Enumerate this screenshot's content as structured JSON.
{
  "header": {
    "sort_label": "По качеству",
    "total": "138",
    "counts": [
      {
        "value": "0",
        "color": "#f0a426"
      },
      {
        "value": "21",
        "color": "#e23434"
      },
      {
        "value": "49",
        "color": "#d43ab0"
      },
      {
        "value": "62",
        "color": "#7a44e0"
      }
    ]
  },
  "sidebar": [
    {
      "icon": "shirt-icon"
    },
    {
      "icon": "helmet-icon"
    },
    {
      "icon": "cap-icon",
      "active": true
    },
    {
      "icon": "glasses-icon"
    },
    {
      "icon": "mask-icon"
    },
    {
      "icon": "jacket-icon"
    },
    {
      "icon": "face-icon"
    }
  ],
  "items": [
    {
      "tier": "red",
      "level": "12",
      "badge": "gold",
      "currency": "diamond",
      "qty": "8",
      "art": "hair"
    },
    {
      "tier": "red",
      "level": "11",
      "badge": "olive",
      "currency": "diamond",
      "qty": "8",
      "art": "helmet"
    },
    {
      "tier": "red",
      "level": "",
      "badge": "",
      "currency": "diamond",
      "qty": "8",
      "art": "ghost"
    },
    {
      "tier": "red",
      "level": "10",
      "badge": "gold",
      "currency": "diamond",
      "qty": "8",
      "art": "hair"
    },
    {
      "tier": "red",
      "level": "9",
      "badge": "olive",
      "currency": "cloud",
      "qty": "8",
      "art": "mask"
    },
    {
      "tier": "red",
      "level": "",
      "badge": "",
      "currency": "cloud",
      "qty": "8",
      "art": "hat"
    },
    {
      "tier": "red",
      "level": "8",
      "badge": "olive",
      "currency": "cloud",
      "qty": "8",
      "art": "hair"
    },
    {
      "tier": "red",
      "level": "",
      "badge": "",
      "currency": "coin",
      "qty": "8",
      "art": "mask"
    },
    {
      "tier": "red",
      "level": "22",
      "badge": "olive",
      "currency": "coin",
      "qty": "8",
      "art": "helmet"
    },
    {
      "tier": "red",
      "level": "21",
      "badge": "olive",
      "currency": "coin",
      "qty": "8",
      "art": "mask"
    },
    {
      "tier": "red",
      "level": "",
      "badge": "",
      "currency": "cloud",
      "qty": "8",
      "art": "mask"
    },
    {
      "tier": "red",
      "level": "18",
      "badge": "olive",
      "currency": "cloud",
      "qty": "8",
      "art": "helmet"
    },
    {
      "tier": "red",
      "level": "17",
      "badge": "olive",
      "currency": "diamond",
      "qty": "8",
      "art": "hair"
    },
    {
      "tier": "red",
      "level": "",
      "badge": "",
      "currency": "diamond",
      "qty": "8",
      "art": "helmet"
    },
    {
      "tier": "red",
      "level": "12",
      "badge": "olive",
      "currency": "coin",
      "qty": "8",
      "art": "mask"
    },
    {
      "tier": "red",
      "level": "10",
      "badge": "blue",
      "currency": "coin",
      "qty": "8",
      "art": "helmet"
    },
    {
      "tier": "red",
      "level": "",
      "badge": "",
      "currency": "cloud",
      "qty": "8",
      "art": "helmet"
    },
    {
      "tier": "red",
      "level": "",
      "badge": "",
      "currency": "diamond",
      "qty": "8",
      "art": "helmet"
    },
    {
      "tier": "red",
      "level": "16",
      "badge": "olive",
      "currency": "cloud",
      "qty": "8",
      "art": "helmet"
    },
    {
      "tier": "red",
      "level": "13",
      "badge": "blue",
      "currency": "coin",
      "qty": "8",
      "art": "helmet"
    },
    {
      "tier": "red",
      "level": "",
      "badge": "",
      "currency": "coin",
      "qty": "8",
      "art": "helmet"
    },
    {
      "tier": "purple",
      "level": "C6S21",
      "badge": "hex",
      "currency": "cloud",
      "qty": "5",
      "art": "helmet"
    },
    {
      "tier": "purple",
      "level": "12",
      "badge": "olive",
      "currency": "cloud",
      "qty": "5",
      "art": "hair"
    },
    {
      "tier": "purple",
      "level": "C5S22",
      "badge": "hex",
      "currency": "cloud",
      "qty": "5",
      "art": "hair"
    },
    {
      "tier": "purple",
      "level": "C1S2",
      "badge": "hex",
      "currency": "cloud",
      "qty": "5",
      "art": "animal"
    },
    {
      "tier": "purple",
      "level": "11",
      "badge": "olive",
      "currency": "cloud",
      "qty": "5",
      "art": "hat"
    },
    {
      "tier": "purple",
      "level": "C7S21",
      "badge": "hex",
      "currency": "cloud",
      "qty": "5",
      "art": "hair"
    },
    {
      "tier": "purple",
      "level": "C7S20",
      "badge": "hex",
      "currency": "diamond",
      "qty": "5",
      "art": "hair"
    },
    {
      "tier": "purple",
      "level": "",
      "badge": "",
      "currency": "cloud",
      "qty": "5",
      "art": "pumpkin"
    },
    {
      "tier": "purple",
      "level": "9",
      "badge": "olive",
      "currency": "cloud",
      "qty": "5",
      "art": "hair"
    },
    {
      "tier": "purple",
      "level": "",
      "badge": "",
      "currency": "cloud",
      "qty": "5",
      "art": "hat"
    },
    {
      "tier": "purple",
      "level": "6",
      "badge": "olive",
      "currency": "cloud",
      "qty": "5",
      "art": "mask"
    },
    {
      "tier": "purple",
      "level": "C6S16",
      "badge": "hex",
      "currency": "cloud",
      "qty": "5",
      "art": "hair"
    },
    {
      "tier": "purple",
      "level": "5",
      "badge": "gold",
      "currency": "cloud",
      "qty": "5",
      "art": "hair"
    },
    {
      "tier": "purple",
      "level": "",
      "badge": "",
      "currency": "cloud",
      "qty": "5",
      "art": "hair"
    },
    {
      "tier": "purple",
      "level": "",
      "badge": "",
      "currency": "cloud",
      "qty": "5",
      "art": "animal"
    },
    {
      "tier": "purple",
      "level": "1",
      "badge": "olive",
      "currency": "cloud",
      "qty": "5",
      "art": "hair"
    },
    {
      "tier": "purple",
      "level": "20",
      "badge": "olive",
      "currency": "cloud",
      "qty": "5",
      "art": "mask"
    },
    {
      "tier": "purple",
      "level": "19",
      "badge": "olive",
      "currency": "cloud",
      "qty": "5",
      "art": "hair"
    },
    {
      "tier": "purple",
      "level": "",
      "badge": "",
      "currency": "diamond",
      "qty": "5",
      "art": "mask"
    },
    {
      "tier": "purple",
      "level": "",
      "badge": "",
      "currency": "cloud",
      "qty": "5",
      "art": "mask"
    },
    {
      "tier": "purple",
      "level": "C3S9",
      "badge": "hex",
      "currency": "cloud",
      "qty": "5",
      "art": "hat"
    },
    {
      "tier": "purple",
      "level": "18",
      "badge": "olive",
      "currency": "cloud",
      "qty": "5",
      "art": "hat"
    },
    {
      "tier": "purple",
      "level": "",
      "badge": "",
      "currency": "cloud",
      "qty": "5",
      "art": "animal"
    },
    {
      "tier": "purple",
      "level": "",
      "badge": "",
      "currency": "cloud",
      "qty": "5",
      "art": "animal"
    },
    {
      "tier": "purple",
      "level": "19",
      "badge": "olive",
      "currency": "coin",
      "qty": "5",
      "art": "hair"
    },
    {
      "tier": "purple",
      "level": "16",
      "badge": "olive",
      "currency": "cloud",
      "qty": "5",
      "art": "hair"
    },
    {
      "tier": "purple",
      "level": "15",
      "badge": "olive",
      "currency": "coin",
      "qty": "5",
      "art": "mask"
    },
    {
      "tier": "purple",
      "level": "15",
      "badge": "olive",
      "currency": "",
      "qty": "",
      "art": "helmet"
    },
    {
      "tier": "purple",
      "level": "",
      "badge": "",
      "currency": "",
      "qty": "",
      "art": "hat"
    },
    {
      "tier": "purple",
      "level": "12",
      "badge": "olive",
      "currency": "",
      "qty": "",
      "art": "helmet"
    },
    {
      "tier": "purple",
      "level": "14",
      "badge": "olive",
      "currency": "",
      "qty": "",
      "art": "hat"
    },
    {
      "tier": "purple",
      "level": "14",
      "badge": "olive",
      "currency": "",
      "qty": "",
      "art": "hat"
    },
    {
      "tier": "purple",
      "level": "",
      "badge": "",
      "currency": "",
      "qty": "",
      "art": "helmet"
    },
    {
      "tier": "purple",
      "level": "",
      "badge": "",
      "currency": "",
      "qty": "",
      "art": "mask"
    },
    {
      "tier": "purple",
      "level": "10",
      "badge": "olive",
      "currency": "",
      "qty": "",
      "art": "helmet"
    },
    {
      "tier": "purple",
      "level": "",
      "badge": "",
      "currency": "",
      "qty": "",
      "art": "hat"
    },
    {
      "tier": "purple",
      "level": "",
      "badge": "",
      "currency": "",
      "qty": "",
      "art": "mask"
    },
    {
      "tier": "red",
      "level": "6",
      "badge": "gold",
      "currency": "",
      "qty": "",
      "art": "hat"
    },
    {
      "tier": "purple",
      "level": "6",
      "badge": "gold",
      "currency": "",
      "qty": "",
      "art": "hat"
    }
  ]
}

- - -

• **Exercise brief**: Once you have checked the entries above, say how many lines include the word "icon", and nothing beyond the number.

• **Exercise response**: 7